→ Aim of the task
Line by line, copy out the data that follows.
** Opening Information given block **
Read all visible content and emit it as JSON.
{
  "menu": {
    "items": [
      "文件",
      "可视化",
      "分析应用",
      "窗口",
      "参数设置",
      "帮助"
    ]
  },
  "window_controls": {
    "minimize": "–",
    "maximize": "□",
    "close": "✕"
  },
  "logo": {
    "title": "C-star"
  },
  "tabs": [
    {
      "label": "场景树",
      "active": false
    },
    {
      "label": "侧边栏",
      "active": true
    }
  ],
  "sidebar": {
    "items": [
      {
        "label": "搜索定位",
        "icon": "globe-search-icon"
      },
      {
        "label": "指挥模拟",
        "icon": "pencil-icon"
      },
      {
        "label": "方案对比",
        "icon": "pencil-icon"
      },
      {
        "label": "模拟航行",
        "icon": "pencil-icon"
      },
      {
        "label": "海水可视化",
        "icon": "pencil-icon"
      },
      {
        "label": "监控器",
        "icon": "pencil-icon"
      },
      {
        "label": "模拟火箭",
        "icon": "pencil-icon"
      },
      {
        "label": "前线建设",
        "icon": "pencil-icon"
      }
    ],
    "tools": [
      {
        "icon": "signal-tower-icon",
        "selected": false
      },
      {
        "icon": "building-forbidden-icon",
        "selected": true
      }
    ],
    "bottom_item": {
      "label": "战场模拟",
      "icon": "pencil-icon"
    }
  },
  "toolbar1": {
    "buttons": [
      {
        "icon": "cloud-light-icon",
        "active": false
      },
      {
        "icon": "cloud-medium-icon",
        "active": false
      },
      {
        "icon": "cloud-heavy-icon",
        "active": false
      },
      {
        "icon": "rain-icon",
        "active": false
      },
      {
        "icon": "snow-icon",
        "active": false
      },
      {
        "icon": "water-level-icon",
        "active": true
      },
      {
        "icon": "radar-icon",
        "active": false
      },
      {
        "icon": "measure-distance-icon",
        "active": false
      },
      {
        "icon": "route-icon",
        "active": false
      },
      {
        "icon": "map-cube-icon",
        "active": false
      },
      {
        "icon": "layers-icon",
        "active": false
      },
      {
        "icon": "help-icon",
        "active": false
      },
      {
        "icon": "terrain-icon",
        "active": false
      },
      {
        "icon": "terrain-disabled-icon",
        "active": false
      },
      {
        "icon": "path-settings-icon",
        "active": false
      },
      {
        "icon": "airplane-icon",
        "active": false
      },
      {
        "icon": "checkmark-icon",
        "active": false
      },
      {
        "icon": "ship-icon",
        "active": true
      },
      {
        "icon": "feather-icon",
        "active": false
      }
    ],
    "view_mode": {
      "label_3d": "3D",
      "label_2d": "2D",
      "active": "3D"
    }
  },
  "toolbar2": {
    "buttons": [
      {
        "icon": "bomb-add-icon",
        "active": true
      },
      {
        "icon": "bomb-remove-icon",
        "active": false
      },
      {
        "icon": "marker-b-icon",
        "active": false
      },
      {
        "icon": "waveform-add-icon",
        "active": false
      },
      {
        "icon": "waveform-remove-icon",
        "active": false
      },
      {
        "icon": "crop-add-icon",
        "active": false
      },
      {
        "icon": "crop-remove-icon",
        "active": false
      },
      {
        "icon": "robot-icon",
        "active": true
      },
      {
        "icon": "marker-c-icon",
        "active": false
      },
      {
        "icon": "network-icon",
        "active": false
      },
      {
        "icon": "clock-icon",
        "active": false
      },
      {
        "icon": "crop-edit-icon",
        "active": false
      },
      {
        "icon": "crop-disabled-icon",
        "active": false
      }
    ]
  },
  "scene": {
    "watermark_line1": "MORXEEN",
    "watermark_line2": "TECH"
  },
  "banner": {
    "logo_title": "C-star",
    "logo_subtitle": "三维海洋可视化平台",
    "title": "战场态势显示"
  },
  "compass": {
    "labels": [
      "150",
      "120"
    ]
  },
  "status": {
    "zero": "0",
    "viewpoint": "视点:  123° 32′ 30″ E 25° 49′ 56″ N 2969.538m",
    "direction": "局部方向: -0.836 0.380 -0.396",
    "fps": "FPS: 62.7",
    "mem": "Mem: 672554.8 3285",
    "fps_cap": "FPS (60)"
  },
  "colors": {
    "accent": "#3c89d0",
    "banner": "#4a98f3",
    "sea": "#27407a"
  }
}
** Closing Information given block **
→ Solution for this problem
Read all visible content and emit it as JSON.
{
  "menu": {
    "items": [
      "文件",
      "可视化",
      "分析应用",
      "窗口",
      "参数设置",
      "帮助"
    ]
  },
  "window_controls": {
    "minimize": "–",
    "maximize": "□",
    "close": "✕"
  },
  "logo": {
    "title": "C-star"
  },
  "tabs": [
    {
      "label": "场景树",
      "active": false
    },
    {
      "label": "侧边栏",
      "active": true
    }
  ],
  "sidebar": {
    "items": [
      {
        "label": "搜索定位",
        "icon": "globe-search-icon"
      },
      {
        "label": "指挥模拟",
        "icon": "pencil-icon"
      },
      {
        "label": "方案对比",
        "icon": "pencil-icon"
      },
      {
        "label": "模拟航行",
        "icon": "pencil-icon"
      },
      {
        "label": "海水可视化",
        "icon": "pencil-icon"
      },
      {
        "label": "监控器",
        "icon": "pencil-icon"
      },
      {
        "label": "模拟火箭",
        "icon": "pencil-icon"
      },
      {
        "label": "前线建设",
        "icon": "pencil-icon"
      }
    ],
    "tools": [
      {
        "icon": "signal-tower-icon",
        "selected": false
      },
      {
        "icon": "building-forbidden-icon",
        "selected": true
      }
    ],
    "bottom_item": {
      "label": "战场模拟",
      "icon": "pencil-icon"
    }
  },
  "toolbar1": {
    "buttons": [
      {
        "icon": "cloud-light-icon",
        "active": false
      },
      {
        "icon": "cloud-medium-icon",
        "active": false
      },
      {
        "icon": "cloud-heavy-icon",
        "active": false
      },
      {
        "icon": "rain-icon",
        "active": false
      },
      {
        "icon": "snow-icon",
        "active": false
      },
      {
        "icon": "water-level-icon",
        "active": true
      },
      {
        "icon": "radar-icon",
        "active": false
      },
      {
        "icon": "measure-distance-icon",
        "active": false
      },
      {
        "icon": "route-icon",
        "active": false
      },
      {
        "icon": "map-cube-icon",
        "active": false
      },
      {
        "icon": "layers-icon",
        "active": false
      },
      {
        "icon": "help-icon",
        "active": false
      },
      {
        "icon": "terrain-icon",
        "active": false
      },
      {
        "icon": "terrain-disabled-icon",
        "active": false
      },
      {
        "icon": "path-settings-icon",
        "active": false
      },
      {
        "icon": "airplane-icon",
        "active": false
      },
      {
        "icon": "checkmark-icon",
        "active": false
      },
      {
        "icon": "ship-icon",
        "active": true
      },
      {
        "icon": "feather-icon",
        "active": false
      }
    ],
    "view_mode": {
      "label_3d": "3D",
      "label_2d": "2D",
      "active": "3D"
    }
  },
  "toolbar2": {
    "buttons": [
      {
        "icon": "bomb-add-icon",
        "active": true
      },
      {
        "icon": "bomb-remove-icon",
        "active": false
      },
      {
        "icon": "marker-b-icon",
        "active": false
      },
      {
        "icon": "waveform-add-icon",
        "active": false
      },
      {
        "icon": "waveform-remove-icon",
        "active": false
      },
      {
        "icon": "crop-add-icon",
        "active": false
      },
      {
        "icon": "crop-remove-icon",
        "active": false
      },
      {
        "icon": "robot-icon",
        "active": true
      },
      {
        "icon": "marker-c-icon",
        "active": false
      },
      {
        "icon": "network-icon",
        "active": false
      },
      {
        "icon": "clock-icon",
        "active": false
      },
      {
        "icon": "crop-edit-icon",
        "active": false
      },
      {
        "icon": "crop-disabled-icon",
        "active": false
      }
    ]
  },
  "scene": {
    "watermark_line1": "MORXEEN",
    "watermark_line2": "TECH"
  },
  "banner": {
    "logo_title": "C-star",
    "logo_subtitle": "三维海洋可视化平台",
    "title": "战场态势显示"
  },
  "compass": {
    "labels": [
      "150",
      "120"
    ]
  },
  "status": {
    "zero": "0",
    "viewpoint": "视点:  123° 32′ 30″ E 25° 49′ 56″ N 2969.538m",
    "direction": "局部方向: -0.836 0.380 -0.396",
    "fps": "FPS: 62.7",
    "mem": "Mem: 672554.8 3285",
    "fps_cap": "FPS (60)"
  },
  "colors": {
    "accent": "#3c89d0",
    "banner": "#4a98f3",
    "sea": "#27407a"
  }
}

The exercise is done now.